There is still the concern that small mining operations might not be tracked or regulated as well as the bigger mining operations
Natural mined diamonds are also non renewable, in that only a certain number of them exist to be mined
On the other hand, you can buy verifiable Canadian diamonds of known origin if you want to buy 100% conflict free natural diamonds.
So, some ethical and sustainable sides to mined diamonds do exist.
7. Other Diamond Types, & Fake Diamonds
There are also other diamond types and fake diamonds to consider other than the ones listed above.
Fake diamonds include simulants just as one example, with Cubic Zirconia being a common simulant (and Moissanite being another).
It’s important to note that stimulants are not actually real diamonds – they are a different material entirely
If we take Cubic Zirconia as a main example:
– According to wikipedia.org: ‘Cubic zirconia (CZ) is the cubic crystalline form of zirconium dioxide (ZrO2)’, and, ‘Single crystals of the cubic phase of zirconia are commonly used as diamond simulant in jewellery … This state of zirconia is commonly called cubic zirconia, CZ, or zircon by jewellers, but the last name is not chemically accurate. Zircon is actually the mineral name for naturally occurring zirconium silicate (ZrSiO4)’
– According to geology.com: ‘Zircon-rich sediments are mined and the recovered zircon is used to produce zirconium metal and zirconium dioxide. These are used in a wide variety of manufactured products and industrial processes’
So, there is still mining involved in other types of diamonds like CZ.
Depending on what other types of diamonds are made from, how they are sourced, and how they are produced, they might be slightly better, on par with, or slightly worse from a sustainability and ethical perspective than lab grown and mined natural/real diamonds
Environmental & Social Variables To Consider When Buying Diamonds
A few factors/variables to consider when assessing the sustainability footprint and ethics of different types of diamonds might be:
– The mining footprint (land degradation, water footprint, emissions, pollution, land restoration, and other mining related factors)
– The diamond seed material used (what sort of diamond is used)
– Energy used throughout the process, and the type of energy used
– Waste that is produced, and how it is managed/disposed of. Also, whether there is any waste pollution
– The labor used, and labor practices, conditions, standards and protections in place both at the sourcing and production phase
– Whether recycled metals are used, and whether any material is recycled and re-used in a secondhand or pre-used diamond
– Any environmental or social initiatives or policies in place by the company selling or offering the diamond
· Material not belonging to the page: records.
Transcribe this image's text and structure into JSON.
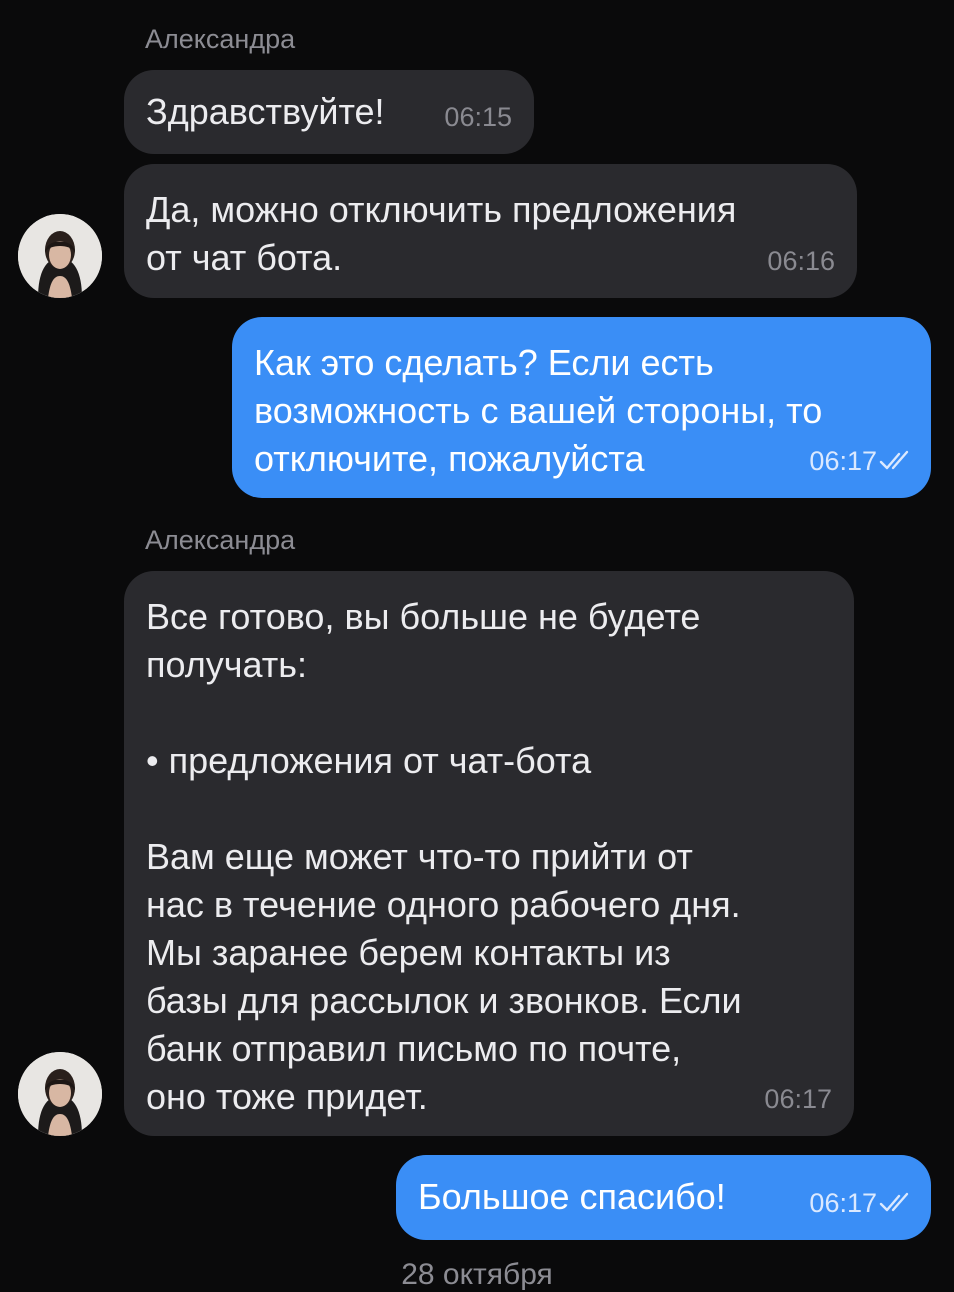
{
  "messages": [
    {
      "sender": "Александра",
      "text": "Здравствуйте!",
      "time": "06:15"
    },
    {
      "text": "Да, можно отключить предложения\nот чат бота.",
      "time": "06:16"
    },
    {
      "text": "Как это сделать? Если есть\nвозможность с вашей стороны, то\nотключите, пожалуйста",
      "time": "06:17",
      "status_icon": "double-check-icon"
    },
    {
      "sender": "Александра",
      "text": "Все готово, вы больше не будете\nполучать:\n\n• предложения от чат-бота\n\nВам еще может что-то прийти от\nнас в течение одного рабочего дня.\nМы заранее берем контакты из\nбазы для рассылок и звонков. Если\nбанк отправил письмо по почте,\nоно тоже придет.",
      "time": "06:17"
    },
    {
      "text": "Большое спасибо!",
      "time": "06:17",
      "status_icon": "double-check-icon"
    }
  ],
  "date_separator": "28 октября",
  "colors": {
    "background": "#0a0a0b",
    "incoming_bubble": "#2a2a2e",
    "outgoing_bubble": "#3a8ef6",
    "sender_name": "#8c8c93"
  }
}
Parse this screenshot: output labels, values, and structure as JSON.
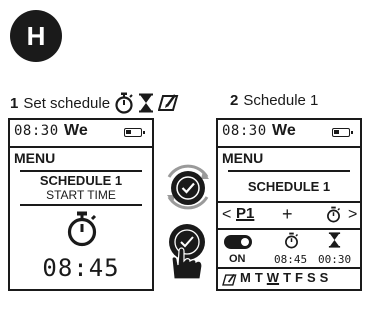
{
  "badge": {
    "letter": "H"
  },
  "step1": {
    "number": "1",
    "label": "Set schedule",
    "icons": [
      "stopwatch-icon",
      "hourglass-icon",
      "calendar-edit-icon"
    ],
    "screen": {
      "time": "08:30",
      "day": "We",
      "menu": "MENU",
      "title": "SCHEDULE 1",
      "subtitle": "START TIME",
      "big_icon": "stopwatch-icon",
      "value": "08:45"
    }
  },
  "middle": {
    "icons": [
      "rotate-arrows-icon",
      "checkmark-button-icon",
      "hand-press-icon"
    ]
  },
  "step2": {
    "number": "2",
    "label": "Schedule 1",
    "screen": {
      "time": "08:30",
      "day": "We",
      "menu": "MENU",
      "title": "SCHEDULE 1",
      "nav": {
        "prev": "<",
        "p1": "P1",
        "plus": "+",
        "next": ">"
      },
      "toggle_label": "ON",
      "start_time": "08:45",
      "duration": "00:30",
      "days": [
        "M",
        "T",
        "W",
        "T",
        "F",
        "S",
        "S"
      ],
      "highlight_day": "W"
    }
  },
  "colors": {
    "ink": "#1a1a1a",
    "background": "#ffffff"
  }
}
– How long a diamond is kept in circulation in total, and how often a consumer buys or replaces a piece of diamond jewelry
Other Considerations When Buying Diamonds
Other than the sustainability and ethics considerations when buying diamonds, there can be a range of practical considerations to take into account.
These practical considerations can include things such as:
– The individual seller
– Traceability and origin of the diamond
– The type of diamond, along with it’s quality, traits/properties, cut, color, and so on
– The overall jewellery piece – whether you’re buying loose diamonds, or a diamond in a setting that comes as a ring, or other form of jewellery
– The warranty and return policy on the diamond
– The type of third party independent certification the diamond comes with (and it should come with a certificate too)
We talk about these buyer considerations and others in this guide.